Is Scheduled Drug Management a Potential Time Bomb for Your Practice?

David F. Senior, BVSc, DACVIM (SAIM), DECVIM-CA, Louisiana State University School of Veterinary Medicine

ArticleLast Updated July 20164 min readPeer Reviewed
Print/View PDF
featured image

The comprehensive array of analgesic medications available for veterinary use facilitates a dramatic reduction in patient pain and suffering, but the presence of potentially addictive drugs in the practice carries a major responsibility for management to prevent diversion.

One of a practice’s most important roles is safe, efficient management of Drug Enforcement Administration (DEA) controlled substances. Federal regulation of controlled substances aims to minimize and prevent the risk of diversion of addictive drugs. Inadvertent mistakes can lead to substantial fines and temporary or permanent loss of DEA and/or professional licensure, which leads to substantial income loss. Intentional diversion can lead to prison time and even loss of life.1

Manage Drugs Wisely & Well

The recent attention to pain control for veterinary patients has emphasized the importance of wisely managing scheduled drugs. A host of resources are available to assist in this process, covering ordering, receiving, storage, use, disposal, reporting of spills and diversion, and the all-important recordkeeping. (See Information & Resources: Recordkeeping)

All team members should be made aware of practice policies regarding scheduled drugs so discrepancies are likely to be detected. Training should include knowledge of all scheduled drugs the practice stocks and uses. (See Information & Resources: General Information & Which Schedule, Which Drug? for the list of scheduled drugs.)

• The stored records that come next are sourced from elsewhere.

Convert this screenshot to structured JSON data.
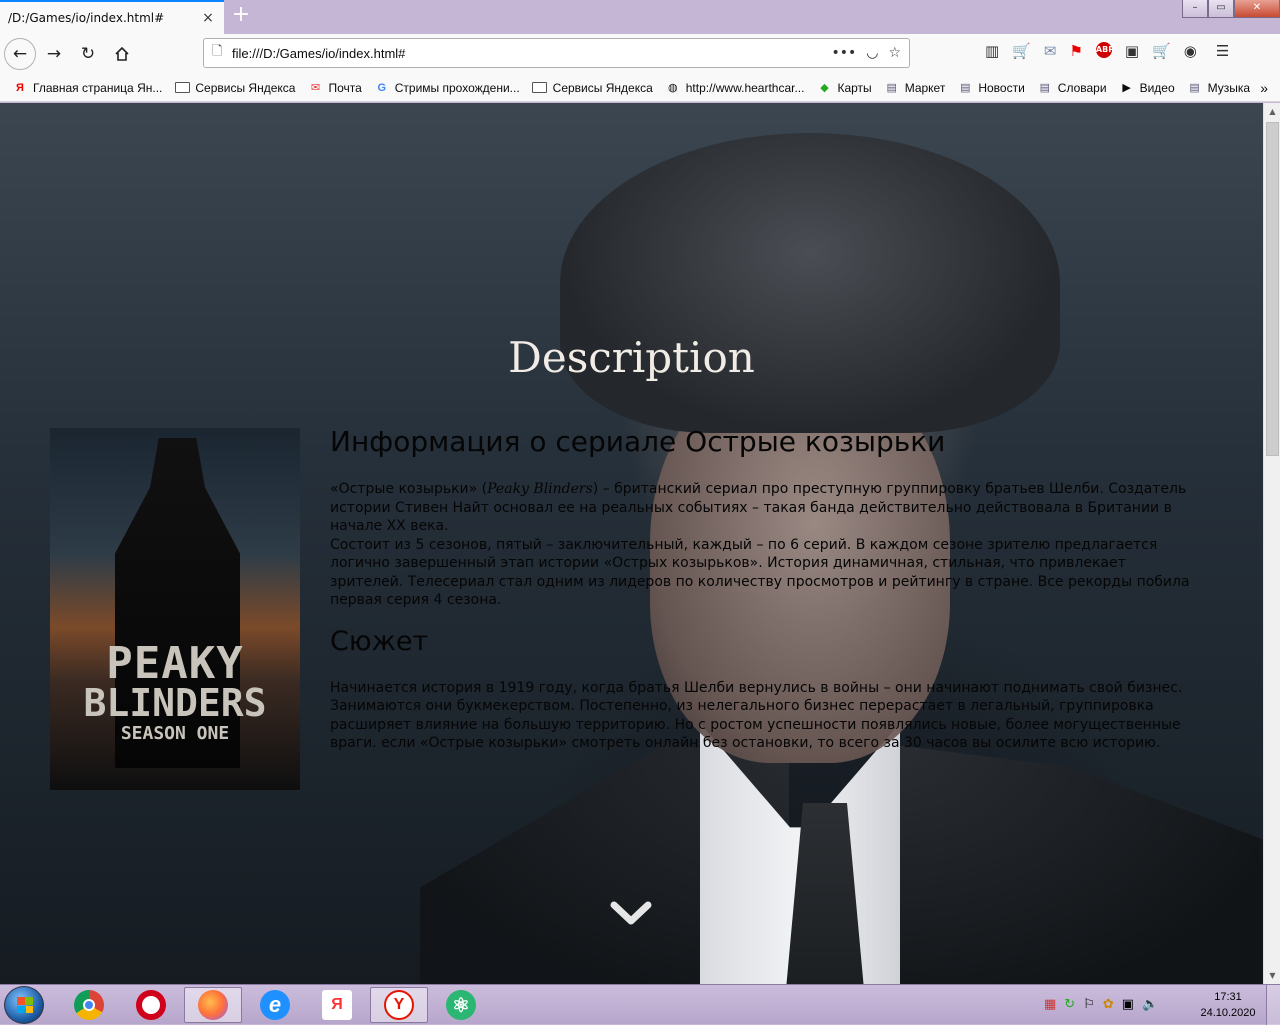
{
  "browser": {
    "tab_title": "/D:/Games/io/index.html#",
    "tab_close": "×",
    "new_tab": "+",
    "window_controls": [
      "–",
      "▭",
      "✕"
    ],
    "url": "file:///D:/Games/io/index.html#",
    "nav_icons": [
      "back-arrow-icon",
      "forward-arrow-icon",
      "reload-icon",
      "home-icon"
    ]
  },
  "bookmarks": [
    {
      "label": "Главная страница Ян...",
      "icon": "yandex-icon"
    },
    {
      "label": "Сервисы Яндекса",
      "icon": "folder-icon"
    },
    {
      "label": "Почта",
      "icon": "mail-icon"
    },
    {
      "label": "Стримы прохождени...",
      "icon": "google-icon"
    },
    {
      "label": "Сервисы Яндекса",
      "icon": "folder-icon"
    },
    {
      "label": "http://www.hearthcar...",
      "icon": "globe-icon"
    },
    {
      "label": "Карты",
      "icon": "maps-icon"
    },
    {
      "label": "Маркет",
      "icon": "page-icon"
    },
    {
      "label": "Новости",
      "icon": "page-icon"
    },
    {
      "label": "Словари",
      "icon": "page-icon"
    },
    {
      "label": "Видео",
      "icon": "video-icon"
    },
    {
      "label": "Музыка",
      "icon": "page-icon"
    }
  ],
  "bookmarks_more": "»",
  "page": {
    "title": "Description",
    "poster": {
      "line1": "PEAKY",
      "line2": "BLINDERS",
      "line3": "SEASON ONE"
    },
    "heading": "Информация о сериале Острые козырьки",
    "paragraph1_part1": "«Острые козырьки» (",
    "paragraph1_italic": "Peaky Blinders",
    "paragraph1_part2": ") – британский сериал про преступную группировку братьев Шелби. Создатель истории Стивен Найт основал ее на реальных событиях – такая банда действительно действовала в Британии в начале XX века.",
    "paragraph1_line2": "Состоит из 5 сезонов, пятый – заключительный, каждый – по 6 серий. В каждом сезоне зрителю предлагается логично завершенный этап истории «Острых козырьков». История динамичная, стильная, что привлекает зрителей. Телесериал стал одним из лидеров по количеству просмотров и рейтингу в стране. Все рекорды побила первая серия 4 сезона.",
    "subheading": "Сюжет",
    "paragraph2": "Начинается история в 1919 году, когда братья Шелби вернулись в войны – они начинают поднимать свой бизнес. Занимаются они букмекерством. Постепенно, из нелегального бизнес перерастает в легальный, группировка расширяет влияние на большую территорию. Но с ростом успешности появлялись новые, более могущественные враги. если «Острые козырьки» смотреть онлайн без остановки, то всего за 30 часов вы осилите всю историю."
  },
  "taskbar": {
    "apps": [
      {
        "name": "chrome",
        "letter": "",
        "color": "#e8453c"
      },
      {
        "name": "opera",
        "letter": "O",
        "color": "#d0021b"
      },
      {
        "name": "firefox",
        "letter": "",
        "color": "#ff7139"
      },
      {
        "name": "internet-explorer",
        "letter": "e",
        "color": "#1e90ff"
      },
      {
        "name": "yandex",
        "letter": "Я",
        "color": "#f33"
      },
      {
        "name": "yandex-browser",
        "letter": "Y",
        "color": "#e61400"
      },
      {
        "name": "atom",
        "letter": "⚛",
        "color": "#2bb673"
      }
    ],
    "time": "17:31",
    "date": "24.10.2020"
  }
}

Training discussions should cover potential red flags, including unanticipated or unprecedented increases in quantities of scheduled drugs being ordered. Unexpectedly poor results in patients receiving scheduled drugs may indicate dilution. Informed team members are more likely to detect and report aberrant behavior by other team members—including veterinarians—related to scheduled drug handling.

Set Limits & Know the Laws

Practices need to strike a balance between security and accessibility of scheduled drugs. The required lockable, fixed storage safe should be opened only to access the container of drugs to be dispensed, and the container should be returned to storage immediately afterward. 

Limit the team members who have access to the safe, but remember these medications must be available at all times the practice is open. Team members with previous drug convictions cannot handle scheduled drugs, even to administer a patient’s oral medication under direct observation. During hiring, ask specific questions regarding drug use and previous felonies, and perform background checks on new team members—and current team members if they were not checked when hired. (See Information & Resources: Security Requirements)

What to Stock, Whom to License?

Carefully consider whether the practice should even stock certain scheduled drugs. Use the following questions to guide decision-making:

  • Is each drug in the inventory absolutely necessary?

  • Is there a nonscheduled alternative?

  • Can 2 scheduled drugs be replaced by a single drug to reduce recordkeeping and tracking duties? 

Requiring all veterinarians in the practice to be DEA-licensed (with state-controlled substance licensure, if required) can avoid inadvertent dispensing and prescribing of scheduled drugs by non-licensed individuals when licensed veterinarians are absent. The practice itself cannot carry a DEA license. (See Information & Resources: Licensing Guide for individual veterinarian licensing.)

Diversion may be preempted by raising awareness of health issues that could predispose team members to narcotic addiction.2 The recent escalation of narcotic addiction in the US has been fueled, in part, by physicians prescribing narcotics to control postoperative pain. Awareness of the increased risk of narcotics diversion in situations in which people (clients or team members) are dealing with pain management warrants extra attention to signs of diversion.

Under federal law, veterinary nurses can be agents of a DEA licensee to order, administer, or take inventory of scheduled drugs, and can prepare prescriptions under the direct supervision of a DEA-licensed veterinarian. The licensee must check the prescription before the drug is given to the client.

Precautions & Infractions

The most common DEA infraction at a veterinary practice is failure to keep timely, accurate records, including keeping track of when license renewals are due.3 (See Practices Beware: Know the Consequences.) The AVMA provides guidelines for such recordkeeping. (See Information & Resources: Recordkeeping & Security Requirements)

Prescription pads should be secured—unless in use—and should never be presigned. Some states require duplicate prescription pads. 

Avoid overordering of controlled substances—order only quantities the practice will use in a reasonable period of time. Storing excess drugs and disposing of expired drugs can create unnecessary risk. The recommended method to dispose of expired drugs is through a reverse distributor, although that can also be expensive.


Safe, efficient management of controlled substances is extremely important, and every veterinary professional in practice should know the rules and the consequences.

This article originally appeared in the August 2016 issue of Veterinary Team Brief.